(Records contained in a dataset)
####################

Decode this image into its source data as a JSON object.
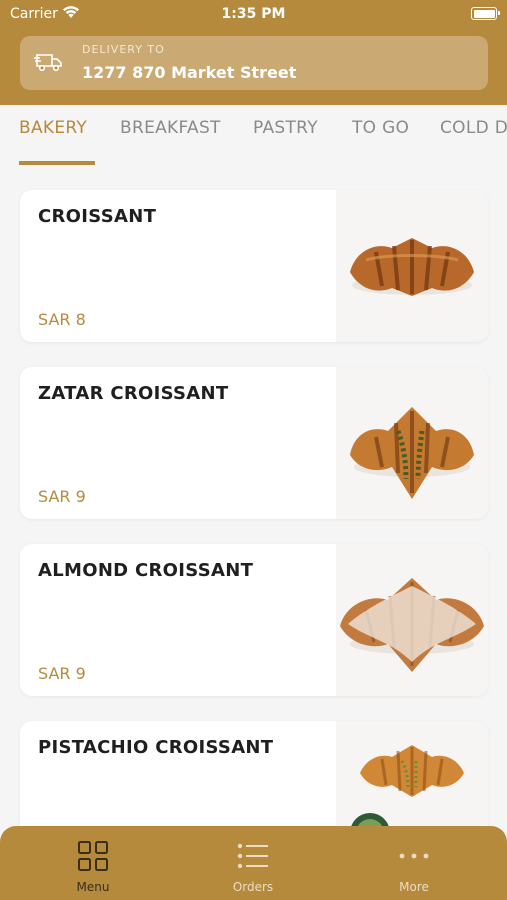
{
  "status": {
    "carrier": "Carrier",
    "time": "1:35 PM"
  },
  "delivery": {
    "label": "DELIVERY TO",
    "address": "1277 870 Market Street"
  },
  "tabs": [
    {
      "label": "BAKERY",
      "active": true
    },
    {
      "label": "BREAKFAST",
      "active": false
    },
    {
      "label": "PASTRY",
      "active": false
    },
    {
      "label": "TO GO",
      "active": false
    },
    {
      "label": "COLD D",
      "active": false
    }
  ],
  "products": [
    {
      "name": "CROISSANT",
      "price": "SAR 8",
      "image": "croissant-image"
    },
    {
      "name": "ZATAR CROISSANT",
      "price": "SAR 9",
      "image": "zatar-croissant-image"
    },
    {
      "name": "ALMOND CROISSANT",
      "price": "SAR 9",
      "image": "almond-croissant-image"
    },
    {
      "name": "PISTACHIO CROISSANT",
      "price": "",
      "image": "pistachio-croissant-image"
    }
  ],
  "bottom_nav": [
    {
      "label": "Menu",
      "icon": "grid-icon",
      "active": true
    },
    {
      "label": "Orders",
      "icon": "list-icon",
      "active": false
    },
    {
      "label": "More",
      "icon": "more-icon",
      "active": false
    }
  ],
  "colors": {
    "brand": "#b68a3c",
    "background": "#f5f5f5",
    "text": "#1f1f1f"
  }
}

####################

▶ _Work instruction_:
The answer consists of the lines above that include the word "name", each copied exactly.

▶ _The answer_:
      "name": "CROISSANT",
      "name": "ZATAR CROISSANT",
      "name": "ALMOND CROISSANT",
      "name": "PISTACHIO CROISSANT",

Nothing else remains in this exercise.